The departedKellen Lewis, of course.  It's a crying shame that IU's all-time leader in touchdown passes will finish his career at Valdosta State.  I have nothing more to say about it.


It's been well-publicized that the IU staff traveled to Reno, Nevada in the offseason to get a first-hand look at the Nevada Wolfpack's potent "Pistol" offense.  In some ways, it's a curious choice, given that Nevada employs a mobile quarterback in the offense, and it was clear some time before spring practice that IU would be starting Ben Chappell, not Kellen Lewis.  Still, it's worth a look at how Nevada runs this offense.  As those of you who have been around for a while, my mediocre (at best) flag football career and time in the Marching Hundred somehow did not endow me with a wealth of x's and o's football knowledge.  I am relying heavily on an excellent post from Blue Gray Sky, a Notre Dame blog (ND hosts Nevada in week 1).  As BGS notes, the basic characteristic of the Pistol is an atypical shotgun formation.  In the typical shotgun formation, the quarterback shares the backfield with a running back, and the running back is slightly ahead of and to the side of the quarterback.  In the pistol formation, the quarterback lines up at shotgun depth, but the running back is directly behind the QB.  This means that as would be the case in an "I" formation, the running back is shielded from the defense's view. This creates some opportunities for misdirection. 

As noted above, Nevada uses this offense with a mobile quarterback (Colin Kaepernick ran for 1130 yards and 17 touchdowns last season.  He also threw 22 TD passes despite completing only 54 percent of his passes).  Here is BGS's description of how nearly every Nevada play begins:

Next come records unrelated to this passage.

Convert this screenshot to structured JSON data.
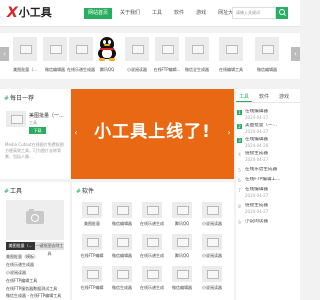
{
  "header": {
    "logo_x": "X",
    "logo_text": "小工具",
    "nav": [
      {
        "label": "网站首页",
        "active": true
      },
      {
        "label": "关于我们",
        "active": false
      },
      {
        "label": "工具",
        "active": false
      },
      {
        "label": "软件",
        "active": false
      },
      {
        "label": "游戏",
        "active": false
      },
      {
        "label": "网址大全",
        "active": false
      },
      {
        "label": "问答",
        "active": false
      }
    ],
    "search_placeholder": "请输入关键词"
  },
  "top_strip": {
    "items": [
      {
        "label": "美图批量（..."
      },
      {
        "label": "微信编辑器"
      },
      {
        "label": "在线乐谱生成器"
      },
      {
        "label": "腾讯QQ"
      },
      {
        "label": "小说阅读器"
      },
      {
        "label": "在线FTP编辑..."
      },
      {
        "label": "微信全生成器"
      },
      {
        "label": "在线编辑工具"
      },
      {
        "label": "微信编辑器"
      }
    ]
  },
  "daily": {
    "title": "每日一荐",
    "name": "美图批量（一...",
    "sub": "工具",
    "button": "下载",
    "desc": "Media Cutout在线图片免费抠图方便高效工具，可为图片去除背景，包括人像..."
  },
  "banner": {
    "text": "小工具上线了!",
    "bg": "#e86813"
  },
  "right_list": {
    "tabs": [
      {
        "label": "工具",
        "active": true
      },
      {
        "label": "软件",
        "active": false
      },
      {
        "label": "游戏",
        "active": false
      }
    ],
    "items": [
      {
        "num": "1",
        "title": "在线编辑器",
        "date": "2024-04-27"
      },
      {
        "num": "2",
        "title": "美图批量（一...",
        "date": "2024-04-27"
      },
      {
        "num": "3",
        "title": "在线编辑器",
        "date": "2024-04-28"
      },
      {
        "num": "4",
        "title": "链接生成器",
        "date": "2024-04-27"
      },
      {
        "num": "5",
        "title": "在线乐谱生成器",
        "date": ""
      },
      {
        "num": "6",
        "title": "在线FTP编辑工...",
        "date": ""
      },
      {
        "num": "7",
        "title": "在线编辑器",
        "date": "2024-04-27"
      },
      {
        "num": "8",
        "title": "链接生成器",
        "date": "2024-04-27"
      },
      {
        "num": "9",
        "title": "小说阅读器",
        "date": ""
      }
    ]
  },
  "tools_section": {
    "title": "工具",
    "tabs": [
      {
        "label": "美图批量（...",
        "active": true
      },
      {
        "label": "一键抠图去除工具",
        "active": false
      }
    ],
    "lines": [
      "美图批量（模板）",
      "在线乐谱生成器",
      "小说阅读器",
      "在线FTP编辑工具",
      "在线FTP服务器数据测试工具",
      "微信生成器 - 在线FTP编辑工具"
    ]
  },
  "software_section": {
    "title": "软件",
    "items": [
      {
        "label": "美图批量"
      },
      {
        "label": "微信编辑器"
      },
      {
        "label": "在线乐谱生成"
      },
      {
        "label": "腾讯QQ"
      },
      {
        "label": "小说阅读器"
      },
      {
        "label": "在线FTP编辑"
      },
      {
        "label": "微信编辑器"
      },
      {
        "label": "在线乐谱生成"
      },
      {
        "label": "腾讯QQ"
      },
      {
        "label": "小说阅读器"
      },
      {
        "label": "在线FTP编辑"
      },
      {
        "label": "微信生成器"
      },
      {
        "label": "在线乐谱生成"
      },
      {
        "label": "微信编辑器"
      },
      {
        "label": "小说阅读器"
      }
    ]
  },
  "colors": {
    "accent": "#27ae60",
    "logo": "#d9262b",
    "banner": "#e86813"
  }
}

How does it work? Most Nevada plays start the same way: the quarterback (third-year starter Colin Kaepernick) takes the snap, does a half-pivot, and either: a) hands off to the halfback; b) fakes the handoff (either a full sell, or just a quick pivot) and runs; or c) fakes the handoff and passes. Like the spread option, the guessing game can cause havoc with defensive timing.

Obviously, with Ben Chappell running the offense, only a) and c) will be in heavy use.  BGS also notes that Nevada uses the offense in this way:

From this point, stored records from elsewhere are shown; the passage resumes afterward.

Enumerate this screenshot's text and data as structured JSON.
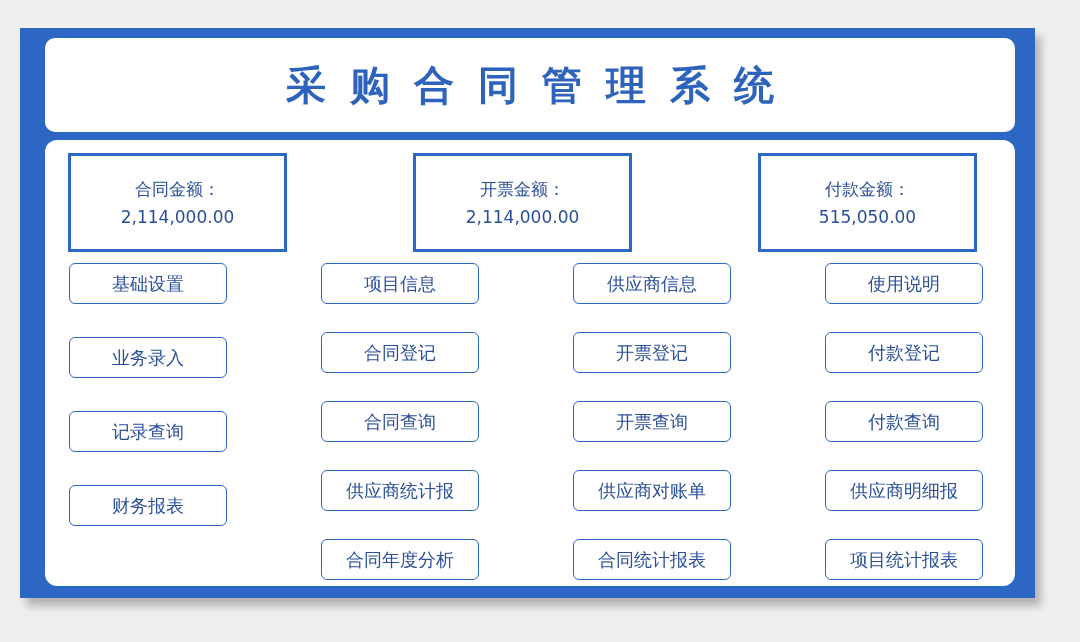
{
  "title": "采购合同管理系统",
  "summary": [
    {
      "label": "合同金额：",
      "value": "2,114,000.00"
    },
    {
      "label": "开票金额：",
      "value": "2,114,000.00"
    },
    {
      "label": "付款金额：",
      "value": "515,050.00"
    }
  ],
  "menu_columns": [
    {
      "buttons": [
        "基础设置",
        "业务录入",
        "记录查询",
        "财务报表"
      ]
    },
    {
      "buttons": [
        "项目信息",
        "合同登记",
        "合同查询",
        "供应商统计报",
        "合同年度分析"
      ]
    },
    {
      "buttons": [
        "供应商信息",
        "开票登记",
        "开票查询",
        "供应商对账单",
        "合同统计报表"
      ]
    },
    {
      "buttons": [
        "使用说明",
        "付款登记",
        "付款查询",
        "供应商明细报",
        "项目统计报表"
      ]
    }
  ]
}
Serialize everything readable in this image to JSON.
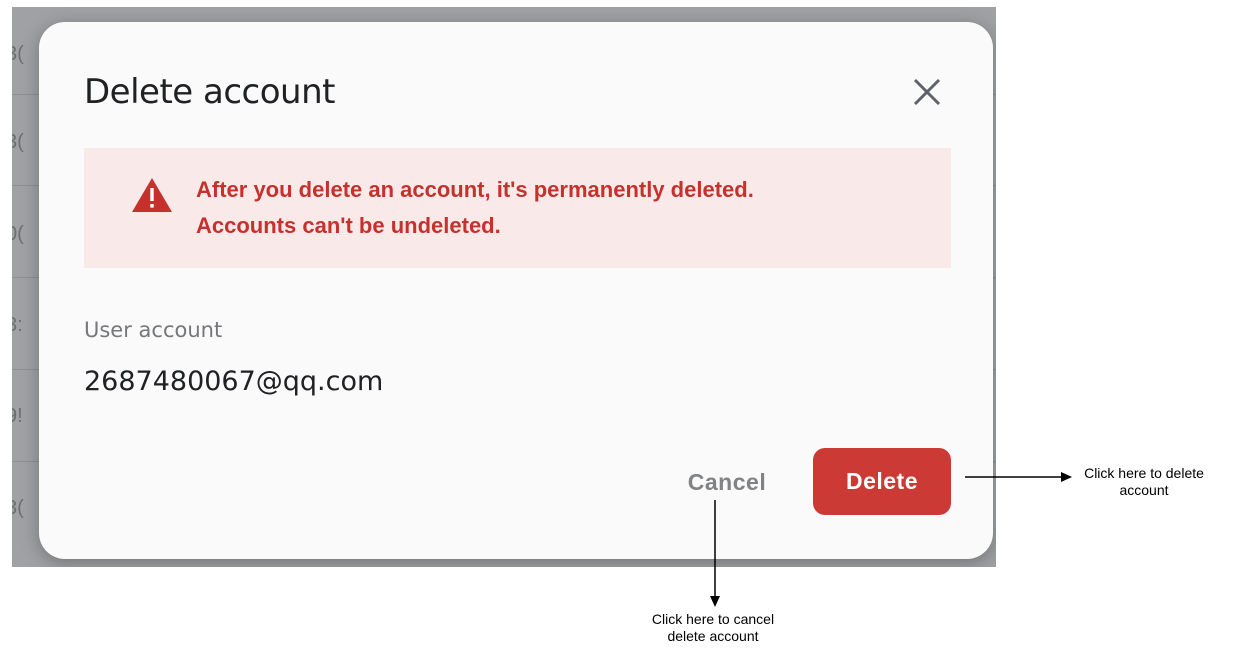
{
  "background_fragments": [
    "3(",
    "3(",
    "0(",
    "3:",
    "9!",
    "3("
  ],
  "dialog": {
    "title": "Delete account",
    "close_icon": "close-icon",
    "alert": {
      "icon": "warning-triangle-icon",
      "color": "#c5322d",
      "background": "#fae9e9",
      "line1": "After you delete an account, it's permanently deleted.",
      "line2": "Accounts can't be undeleted."
    },
    "field_label": "User account",
    "field_value": "2687480067@qq.com",
    "cancel_label": "Cancel",
    "delete_label": "Delete",
    "delete_color": "#cc3a36"
  },
  "annotations": {
    "delete": {
      "line1": "Click here to delete",
      "line2": "account"
    },
    "cancel": {
      "line1": "Click here to cancel",
      "line2": "delete account"
    }
  }
}
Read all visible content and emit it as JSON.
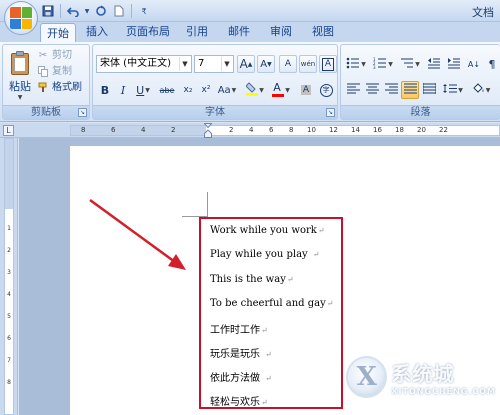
{
  "window": {
    "title": "文档"
  },
  "quick_access": {
    "save_icon": "save-icon",
    "undo_icon": "undo-icon",
    "redo_icon": "redo-icon",
    "new_icon": "new-document-icon",
    "customize_icon": "customize-dropdown-icon"
  },
  "tabs": [
    {
      "label": "开始",
      "active": true
    },
    {
      "label": "插入",
      "active": false
    },
    {
      "label": "页面布局",
      "active": false
    },
    {
      "label": "引用",
      "active": false
    },
    {
      "label": "邮件",
      "active": false
    },
    {
      "label": "审阅",
      "active": false
    },
    {
      "label": "视图",
      "active": false
    }
  ],
  "ribbon": {
    "clipboard": {
      "group_label": "剪贴板",
      "paste_label": "粘贴",
      "cut_label": "剪切",
      "copy_label": "复制",
      "format_painter_label": "格式刷"
    },
    "font": {
      "group_label": "字体",
      "font_name": "宋体 (中文正文)",
      "font_size": "7",
      "bold": "B",
      "italic": "I",
      "underline": "U",
      "strike": "abe",
      "subscript": "x₂",
      "superscript": "x²",
      "change_case": "Aa",
      "grow": "A",
      "shrink": "A",
      "font_color": "A",
      "clear_format": "A",
      "phonetic": "wén",
      "char_border": "A",
      "enclose": "字",
      "highlight_color": "#ffff00",
      "font_color_value": "#ff0000"
    },
    "paragraph": {
      "group_label": "段落"
    }
  },
  "ruler": {
    "tab_selector": "L",
    "h_numbers": [
      "8",
      "6",
      "4",
      "2",
      "2",
      "4",
      "6",
      "8",
      "10",
      "12",
      "14",
      "16",
      "18",
      "20",
      "22"
    ],
    "v_numbers": [
      "1",
      "2",
      "3",
      "4",
      "5",
      "6",
      "7",
      "8"
    ]
  },
  "document": {
    "lines": [
      "Work while you work",
      "Play while you play",
      "This is the way",
      "To be cheerful and gay",
      "工作时工作",
      "玩乐是玩乐",
      "依此方法做",
      "轻松与欢乐"
    ],
    "paragraph_mark": "↵"
  },
  "annotation": {
    "box_color": "#c8102e",
    "arrow_color": "#d21f2a"
  },
  "watermark": {
    "cn": "系统城",
    "en": "XITONGCHENG.COM",
    "logo_letter": "X"
  }
}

Nevada's run-game bread and butter are zone runs, primarily an inside zone "slice" play and the outside zone, or stretch. They run the stretch to both the weak and strong sides, and typically run the slice -- aided by the strongside receiver, who "slices" in behind the weakside guard and tackle to pick up a linebacker or safety. Both are designed to play to the strengths (and/or minimize the weaknesses) of smaller, quicker offensive linemen, although Nevada's line is not tiny: their guards and tackles are lighter than ND's, but not significantly so.

Really, the more I read about Nevada's offense, the less I can conceive of what IU is going to do.  Lynch has talked, since spring practice, of creating a "downhill running game."  That doesn't sound like what Nevada is doing.  And I don't think of the remaining "seven blocks of limestone" as undersized or particularly quick.  I think the important thing to remember is that the Pistol, at its heart, is a formation, not an "offense," so to speak.   Lynch seems to like the idea of having the running back set way back, presumably so that he can hit the holes with some wind behind his back, metaphorically.  I didn't see the spring game and haven't seen any of the scrimmages, so this will be an issue to discuss after the Eastern Kentucky game.  It will be interesting to watch that game on Thursday and then compare and contrast what Nevada does against Notre Dame on Saturday.

More on the rest of the offense later today or tomorrow.